Moammar et al. (2010) reviewed all patients diagnosed with inborn errors of metabolism (IEM) from 1983 to 2008 at Saudi Aramco medical facilities in the Eastern province of Saudi Arabia. During the study period, 165530 Saudi infants were born, of whom a total of 248 newborns were diagnosed with 55 IEM. Affected patients were evaluated based on clinical manifestations or family history of similar illness and/or unexplained neonatal deaths. Almost all patients were born to consanguineous parents. Organic acidopathies (OA) were diagnosed in 48 out of 248 cases (19%), which constituted the second largest group of IEM found in this cohort after lysosomal storage disease. Among OA patients, six cases from three families were found to have Propionic academia (PPA). The diagnosis was confirmed by the enzyme assay in 3/6 of PPA cases. The estimated incidence of PPA cases in this cohort is 4 in 100,000 live births. The authors concluded that data obtained from this study underestimate the true figures of various IEM in the region. Therefore, there is an urgent need for centralized newborn screening program that utilizes tandem mass spectrometry, and offers genetic counseling for these families.
The Centre for Arab Genomic Studies Work Group (2006) conducted a retrospective study for organic acid disorders described at AlWasl Hospital in Dubai between 1997 and 2006. Three cases with propionic acidemia were observed, at least two of the patients were males, including a 3-month-old child from Oman.

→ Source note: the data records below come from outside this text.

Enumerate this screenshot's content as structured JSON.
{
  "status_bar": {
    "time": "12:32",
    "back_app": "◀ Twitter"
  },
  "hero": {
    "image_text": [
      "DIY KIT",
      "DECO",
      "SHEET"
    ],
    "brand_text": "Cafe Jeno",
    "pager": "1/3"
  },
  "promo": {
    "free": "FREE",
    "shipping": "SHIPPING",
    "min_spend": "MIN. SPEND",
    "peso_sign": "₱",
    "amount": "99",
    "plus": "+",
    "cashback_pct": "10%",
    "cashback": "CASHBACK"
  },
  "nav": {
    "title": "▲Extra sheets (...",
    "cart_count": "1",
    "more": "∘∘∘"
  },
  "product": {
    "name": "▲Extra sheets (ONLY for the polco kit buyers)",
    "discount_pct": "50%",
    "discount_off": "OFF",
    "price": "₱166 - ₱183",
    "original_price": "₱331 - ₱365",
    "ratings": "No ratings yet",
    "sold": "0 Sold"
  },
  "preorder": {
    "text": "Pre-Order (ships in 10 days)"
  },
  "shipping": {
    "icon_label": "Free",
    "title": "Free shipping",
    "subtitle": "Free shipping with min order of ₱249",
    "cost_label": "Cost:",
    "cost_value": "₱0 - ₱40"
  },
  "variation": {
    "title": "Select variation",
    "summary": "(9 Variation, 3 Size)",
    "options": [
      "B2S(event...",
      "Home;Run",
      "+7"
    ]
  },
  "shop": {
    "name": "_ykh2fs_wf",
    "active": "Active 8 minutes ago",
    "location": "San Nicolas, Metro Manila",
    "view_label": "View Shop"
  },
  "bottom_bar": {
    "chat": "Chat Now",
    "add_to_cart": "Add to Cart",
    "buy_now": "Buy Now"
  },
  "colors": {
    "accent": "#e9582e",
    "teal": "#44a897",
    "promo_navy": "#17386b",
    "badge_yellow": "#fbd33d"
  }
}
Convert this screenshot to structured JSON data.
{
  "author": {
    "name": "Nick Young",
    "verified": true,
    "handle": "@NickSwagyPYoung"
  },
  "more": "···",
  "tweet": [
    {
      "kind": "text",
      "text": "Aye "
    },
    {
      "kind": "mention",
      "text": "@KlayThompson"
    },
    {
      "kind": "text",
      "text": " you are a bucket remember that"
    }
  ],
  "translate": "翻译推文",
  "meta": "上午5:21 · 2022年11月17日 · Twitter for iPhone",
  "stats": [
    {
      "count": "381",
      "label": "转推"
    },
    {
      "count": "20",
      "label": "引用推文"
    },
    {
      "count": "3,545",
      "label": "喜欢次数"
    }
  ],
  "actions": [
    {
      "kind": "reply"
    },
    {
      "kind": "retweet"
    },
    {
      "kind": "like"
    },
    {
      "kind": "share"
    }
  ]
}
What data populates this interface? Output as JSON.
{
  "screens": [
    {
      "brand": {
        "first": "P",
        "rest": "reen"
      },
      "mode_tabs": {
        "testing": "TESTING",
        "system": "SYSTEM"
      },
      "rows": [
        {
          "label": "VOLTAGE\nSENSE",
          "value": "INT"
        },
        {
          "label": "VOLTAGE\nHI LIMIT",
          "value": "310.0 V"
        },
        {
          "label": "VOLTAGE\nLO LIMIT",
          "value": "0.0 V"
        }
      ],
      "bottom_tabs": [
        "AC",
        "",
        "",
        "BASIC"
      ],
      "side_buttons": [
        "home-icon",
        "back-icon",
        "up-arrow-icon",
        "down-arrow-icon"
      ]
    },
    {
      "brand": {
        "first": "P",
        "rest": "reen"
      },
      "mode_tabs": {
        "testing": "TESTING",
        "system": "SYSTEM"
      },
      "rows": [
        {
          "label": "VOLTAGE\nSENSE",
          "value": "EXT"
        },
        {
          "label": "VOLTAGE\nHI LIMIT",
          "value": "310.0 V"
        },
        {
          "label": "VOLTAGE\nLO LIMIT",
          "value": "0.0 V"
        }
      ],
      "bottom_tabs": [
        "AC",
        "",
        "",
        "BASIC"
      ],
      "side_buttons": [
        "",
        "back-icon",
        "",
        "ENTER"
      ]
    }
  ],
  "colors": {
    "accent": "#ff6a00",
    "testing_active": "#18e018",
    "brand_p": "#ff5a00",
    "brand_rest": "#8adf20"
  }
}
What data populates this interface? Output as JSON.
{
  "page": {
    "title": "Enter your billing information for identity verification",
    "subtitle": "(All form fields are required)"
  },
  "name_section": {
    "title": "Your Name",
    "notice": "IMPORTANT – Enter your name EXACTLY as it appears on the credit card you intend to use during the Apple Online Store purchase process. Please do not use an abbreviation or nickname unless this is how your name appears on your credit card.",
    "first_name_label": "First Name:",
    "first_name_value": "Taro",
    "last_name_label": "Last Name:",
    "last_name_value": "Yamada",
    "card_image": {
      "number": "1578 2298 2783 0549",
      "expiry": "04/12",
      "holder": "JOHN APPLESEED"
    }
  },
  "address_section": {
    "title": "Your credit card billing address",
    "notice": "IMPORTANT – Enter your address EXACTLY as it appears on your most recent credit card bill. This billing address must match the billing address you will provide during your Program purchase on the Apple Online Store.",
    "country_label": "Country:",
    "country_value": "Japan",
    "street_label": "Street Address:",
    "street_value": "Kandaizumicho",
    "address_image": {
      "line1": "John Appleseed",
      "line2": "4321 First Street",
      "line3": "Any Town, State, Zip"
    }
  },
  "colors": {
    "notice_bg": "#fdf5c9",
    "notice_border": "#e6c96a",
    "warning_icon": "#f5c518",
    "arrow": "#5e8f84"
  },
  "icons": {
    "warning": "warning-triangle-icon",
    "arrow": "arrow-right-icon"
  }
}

No further details could be obtained.
Al-Shamsi et al. (2014) undertook a study to calculate the birth prevalence of IEMs among Emiratis in the UAE by taking into consideration all neonates born with an inherited metabolic condition at Tawam Hospital between 1995 and 2012. A total of 37 distinct IEMs were found in Emirati neonates in this study, providing an estimated IEM birth prevalence of 75.24 per 100,000 live births. Propionic Acidemia was found to be one of the most prevalent IEMs identified in this study, with a birth prevalence of 2.2-4.9 per 100,000. One novel mutation in the PCCA gene and two different mutations in the PCCB gene were identified among the affected patients.